In October this year, one of the most significant books on the war in Ireland, Lethal Allies: British Collusion in Ireland, revealed “indisputable evidence of security forces’ collusion with loyalist paramilitaries. It showed that members of the Royal Ulster Constabulary (RUC) police force and the Ulster Defence Regiment (UDR) of the British army were ‘part of a loyalist gang that killed more than 100 people in one small area in the 1970s’.” (‘Disturbing book on northern Ireland killings demands greater coverage’, Guardian Greenslade blog, 25 October 2013)

This triad of oppression – police, military and loyalist death squads – unleashed horror upon republican communities all over the north of Ireland: pubs were bombed; civilians were harassed, shot and killed; republican volunteers were tortured and executed. They subjected an entire population to systematic terror without any form of accountability.

One of the soldiers interviewed by Panorama claimed that “if you take religion away, they [the IRA] were just gangsters”. On the contrary; whilst the ultimate aim of the armed republican movement was furthering the cause of Irish reunification and independence (for all Irish people, regardless of religion or heritage), it was also vital in protecting the communities that the British army was terrorising.

Similarly, despite the BBC depicting the provisional IRA as ‘cold-blooded killers’ without public support, the movement was successful in reducing the number of British soldiers on the streets of Ireland, winning a range of civil rights for republican communities, and has now evolved into a powerful political force that is moving inexorably towards achieving Irish reunification.

Panorama was not only relevant on Irish matters, however. It was, despite the propagandists’ best efforts, a useful insight into the long-established practices of systematic terror that the state unleashes upon organised resistance.

As soon as the communist movement in this country is successful in persuading a significant section of workers to make the historic break from social democracy – ie, the Labour party and parliamentary democracy – and to assume a more militant and autonomous approach aimed at overthrowing British capital, we can expect the same oppressive measures to be directed against workers at home.

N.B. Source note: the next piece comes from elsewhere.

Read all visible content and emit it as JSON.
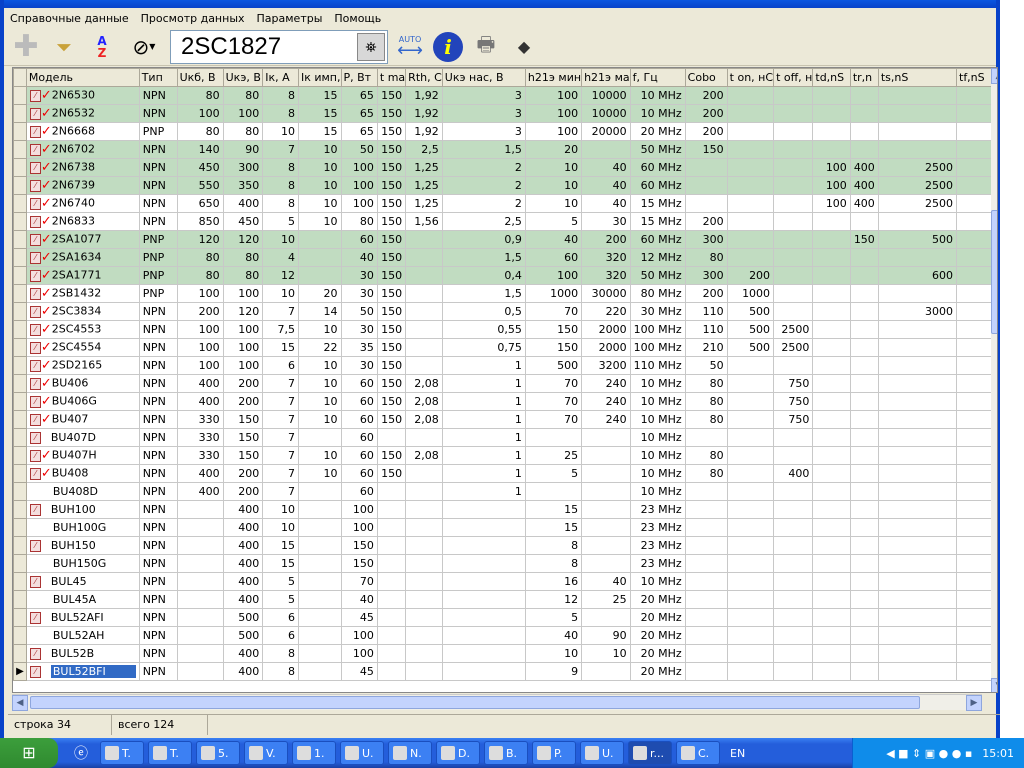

The documentary, Britain’s Secret Terror Force, is currently available in Britain on the BBC iPlayer.